# ABOUT THIS EXERCISE
Which lines of the records contain the word "time"? Show each of them.

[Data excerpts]
+---+

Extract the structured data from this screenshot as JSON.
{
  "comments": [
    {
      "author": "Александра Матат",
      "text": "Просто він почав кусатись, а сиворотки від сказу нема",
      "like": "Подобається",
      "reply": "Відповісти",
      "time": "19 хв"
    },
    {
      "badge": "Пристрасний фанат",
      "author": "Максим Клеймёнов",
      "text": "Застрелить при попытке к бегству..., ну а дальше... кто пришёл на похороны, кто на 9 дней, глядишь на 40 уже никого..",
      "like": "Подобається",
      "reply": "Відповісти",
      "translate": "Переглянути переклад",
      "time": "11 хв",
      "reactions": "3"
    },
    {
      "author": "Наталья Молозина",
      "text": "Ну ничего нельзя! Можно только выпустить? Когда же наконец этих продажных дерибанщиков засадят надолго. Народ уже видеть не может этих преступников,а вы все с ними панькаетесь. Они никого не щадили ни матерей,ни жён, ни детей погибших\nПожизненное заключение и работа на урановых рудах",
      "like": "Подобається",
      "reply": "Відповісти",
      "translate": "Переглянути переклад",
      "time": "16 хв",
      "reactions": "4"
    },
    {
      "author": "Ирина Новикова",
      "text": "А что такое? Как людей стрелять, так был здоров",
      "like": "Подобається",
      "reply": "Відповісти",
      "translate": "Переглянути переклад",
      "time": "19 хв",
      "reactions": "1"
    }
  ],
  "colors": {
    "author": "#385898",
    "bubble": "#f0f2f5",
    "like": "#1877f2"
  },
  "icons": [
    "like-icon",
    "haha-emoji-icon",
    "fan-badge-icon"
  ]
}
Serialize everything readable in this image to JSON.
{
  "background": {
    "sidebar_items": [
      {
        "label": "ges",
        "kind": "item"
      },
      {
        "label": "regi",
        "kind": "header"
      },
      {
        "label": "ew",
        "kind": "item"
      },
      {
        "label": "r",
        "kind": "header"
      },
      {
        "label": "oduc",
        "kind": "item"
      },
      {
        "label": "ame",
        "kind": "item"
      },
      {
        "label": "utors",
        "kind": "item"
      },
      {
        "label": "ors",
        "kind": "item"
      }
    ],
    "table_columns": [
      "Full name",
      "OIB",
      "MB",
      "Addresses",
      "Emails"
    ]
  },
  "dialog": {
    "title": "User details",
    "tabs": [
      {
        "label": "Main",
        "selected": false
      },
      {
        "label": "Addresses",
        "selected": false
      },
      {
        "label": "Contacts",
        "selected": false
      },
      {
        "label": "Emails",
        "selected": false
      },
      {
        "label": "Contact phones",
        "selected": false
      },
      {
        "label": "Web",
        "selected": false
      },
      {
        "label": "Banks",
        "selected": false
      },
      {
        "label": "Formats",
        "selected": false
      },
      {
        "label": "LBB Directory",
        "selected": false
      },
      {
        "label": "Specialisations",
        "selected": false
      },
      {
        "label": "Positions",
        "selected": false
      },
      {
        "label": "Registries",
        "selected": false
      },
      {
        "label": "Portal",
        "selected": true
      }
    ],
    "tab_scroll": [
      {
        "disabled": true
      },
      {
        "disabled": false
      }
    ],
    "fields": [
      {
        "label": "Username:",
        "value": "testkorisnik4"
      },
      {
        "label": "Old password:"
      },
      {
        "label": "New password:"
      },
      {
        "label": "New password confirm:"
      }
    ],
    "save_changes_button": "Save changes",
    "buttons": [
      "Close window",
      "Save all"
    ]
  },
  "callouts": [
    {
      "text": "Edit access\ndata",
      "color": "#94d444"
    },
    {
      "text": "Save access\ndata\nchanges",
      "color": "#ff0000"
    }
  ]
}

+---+

# SOLUTION FOR THIS PROBLEM
      "time": "19 хв"
      "time": "11 хв",
      "time": "16 хв",
      "time": "19 хв",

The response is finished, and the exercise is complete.